## [WHAT YOU WILL DO]
Your task is to set down the records below again, exactly.

(Extracted data entries)
┌──
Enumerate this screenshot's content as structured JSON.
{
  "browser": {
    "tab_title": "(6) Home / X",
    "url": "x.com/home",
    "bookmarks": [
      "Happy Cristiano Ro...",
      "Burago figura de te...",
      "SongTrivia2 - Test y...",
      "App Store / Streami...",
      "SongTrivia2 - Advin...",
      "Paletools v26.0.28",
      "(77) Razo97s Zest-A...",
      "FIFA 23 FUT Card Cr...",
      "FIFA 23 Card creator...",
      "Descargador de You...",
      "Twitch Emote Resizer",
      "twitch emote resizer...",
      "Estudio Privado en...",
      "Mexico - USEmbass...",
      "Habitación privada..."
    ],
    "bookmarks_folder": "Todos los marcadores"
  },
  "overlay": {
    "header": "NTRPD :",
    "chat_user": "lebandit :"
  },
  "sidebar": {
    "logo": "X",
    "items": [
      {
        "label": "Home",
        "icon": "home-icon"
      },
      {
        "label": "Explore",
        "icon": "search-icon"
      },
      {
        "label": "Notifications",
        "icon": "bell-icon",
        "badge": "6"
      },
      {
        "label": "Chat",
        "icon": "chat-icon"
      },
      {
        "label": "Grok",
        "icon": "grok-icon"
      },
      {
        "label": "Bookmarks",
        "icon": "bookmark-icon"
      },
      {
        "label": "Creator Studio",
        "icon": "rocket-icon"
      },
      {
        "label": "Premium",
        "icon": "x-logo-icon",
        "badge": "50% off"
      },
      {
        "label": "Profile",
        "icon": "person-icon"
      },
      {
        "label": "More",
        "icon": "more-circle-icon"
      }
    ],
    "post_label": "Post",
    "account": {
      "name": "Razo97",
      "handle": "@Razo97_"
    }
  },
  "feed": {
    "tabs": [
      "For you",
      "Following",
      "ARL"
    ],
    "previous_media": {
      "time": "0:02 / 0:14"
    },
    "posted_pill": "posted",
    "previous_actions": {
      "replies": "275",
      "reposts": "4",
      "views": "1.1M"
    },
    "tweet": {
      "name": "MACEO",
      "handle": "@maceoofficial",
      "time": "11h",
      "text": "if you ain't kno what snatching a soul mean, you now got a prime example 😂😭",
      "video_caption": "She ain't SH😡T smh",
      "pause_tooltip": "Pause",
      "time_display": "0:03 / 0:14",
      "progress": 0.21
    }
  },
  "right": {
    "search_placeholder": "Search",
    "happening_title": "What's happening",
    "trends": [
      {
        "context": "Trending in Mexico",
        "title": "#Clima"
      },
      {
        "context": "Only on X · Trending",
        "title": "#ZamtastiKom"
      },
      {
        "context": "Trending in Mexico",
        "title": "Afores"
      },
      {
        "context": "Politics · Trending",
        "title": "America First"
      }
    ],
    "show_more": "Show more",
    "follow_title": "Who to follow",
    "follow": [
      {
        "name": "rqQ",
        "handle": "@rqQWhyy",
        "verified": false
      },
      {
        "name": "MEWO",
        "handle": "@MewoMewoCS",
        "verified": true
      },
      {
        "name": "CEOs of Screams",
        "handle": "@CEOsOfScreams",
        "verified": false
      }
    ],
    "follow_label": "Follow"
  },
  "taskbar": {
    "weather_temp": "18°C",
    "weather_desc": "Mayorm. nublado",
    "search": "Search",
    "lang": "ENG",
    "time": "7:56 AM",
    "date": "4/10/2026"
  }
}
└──
## [RESPONSE AREA]
Enumerate this screenshot's content as structured JSON.
{
  "browser": {
    "tab_title": "(6) Home / X",
    "url": "x.com/home",
    "bookmarks": [
      "Happy Cristiano Ro...",
      "Burago figura de te...",
      "SongTrivia2 - Test y...",
      "App Store / Streami...",
      "SongTrivia2 - Advin...",
      "Paletools v26.0.28",
      "(77) Razo97s Zest-A...",
      "FIFA 23 FUT Card Cr...",
      "FIFA 23 Card creator...",
      "Descargador de You...",
      "Twitch Emote Resizer",
      "twitch emote resizer...",
      "Estudio Privado en...",
      "Mexico - USEmbass...",
      "Habitación privada..."
    ],
    "bookmarks_folder": "Todos los marcadores"
  },
  "overlay": {
    "header": "NTRPD :",
    "chat_user": "lebandit :"
  },
  "sidebar": {
    "logo": "X",
    "items": [
      {
        "label": "Home",
        "icon": "home-icon"
      },
      {
        "label": "Explore",
        "icon": "search-icon"
      },
      {
        "label": "Notifications",
        "icon": "bell-icon",
        "badge": "6"
      },
      {
        "label": "Chat",
        "icon": "chat-icon"
      },
      {
        "label": "Grok",
        "icon": "grok-icon"
      },
      {
        "label": "Bookmarks",
        "icon": "bookmark-icon"
      },
      {
        "label": "Creator Studio",
        "icon": "rocket-icon"
      },
      {
        "label": "Premium",
        "icon": "x-logo-icon",
        "badge": "50% off"
      },
      {
        "label": "Profile",
        "icon": "person-icon"
      },
      {
        "label": "More",
        "icon": "more-circle-icon"
      }
    ],
    "post_label": "Post",
    "account": {
      "name": "Razo97",
      "handle": "@Razo97_"
    }
  },
  "feed": {
    "tabs": [
      "For you",
      "Following",
      "ARL"
    ],
    "previous_media": {
      "time": "0:02 / 0:14"
    },
    "posted_pill": "posted",
    "previous_actions": {
      "replies": "275",
      "reposts": "4",
      "views": "1.1M"
    },
    "tweet": {
      "name": "MACEO",
      "handle": "@maceoofficial",
      "time": "11h",
      "text": "if you ain't kno what snatching a soul mean, you now got a prime example 😂😭",
      "video_caption": "She ain't SH😡T smh",
      "pause_tooltip": "Pause",
      "time_display": "0:03 / 0:14",
      "progress": 0.21
    }
  },
  "right": {
    "search_placeholder": "Search",
    "happening_title": "What's happening",
    "trends": [
      {
        "context": "Trending in Mexico",
        "title": "#Clima"
      },
      {
        "context": "Only on X · Trending",
        "title": "#ZamtastiKom"
      },
      {
        "context": "Trending in Mexico",
        "title": "Afores"
      },
      {
        "context": "Politics · Trending",
        "title": "America First"
      }
    ],
    "show_more": "Show more",
    "follow_title": "Who to follow",
    "follow": [
      {
        "name": "rqQ",
        "handle": "@rqQWhyy",
        "verified": false
      },
      {
        "name": "MEWO",
        "handle": "@MewoMewoCS",
        "verified": true
      },
      {
        "name": "CEOs of Screams",
        "handle": "@CEOsOfScreams",
        "verified": false
      }
    ],
    "follow_label": "Follow"
  },
  "taskbar": {
    "weather_temp": "18°C",
    "weather_desc": "Mayorm. nublado",
    "search": "Search",
    "lang": "ENG",
    "time": "7:56 AM",
    "date": "4/10/2026"
  }
}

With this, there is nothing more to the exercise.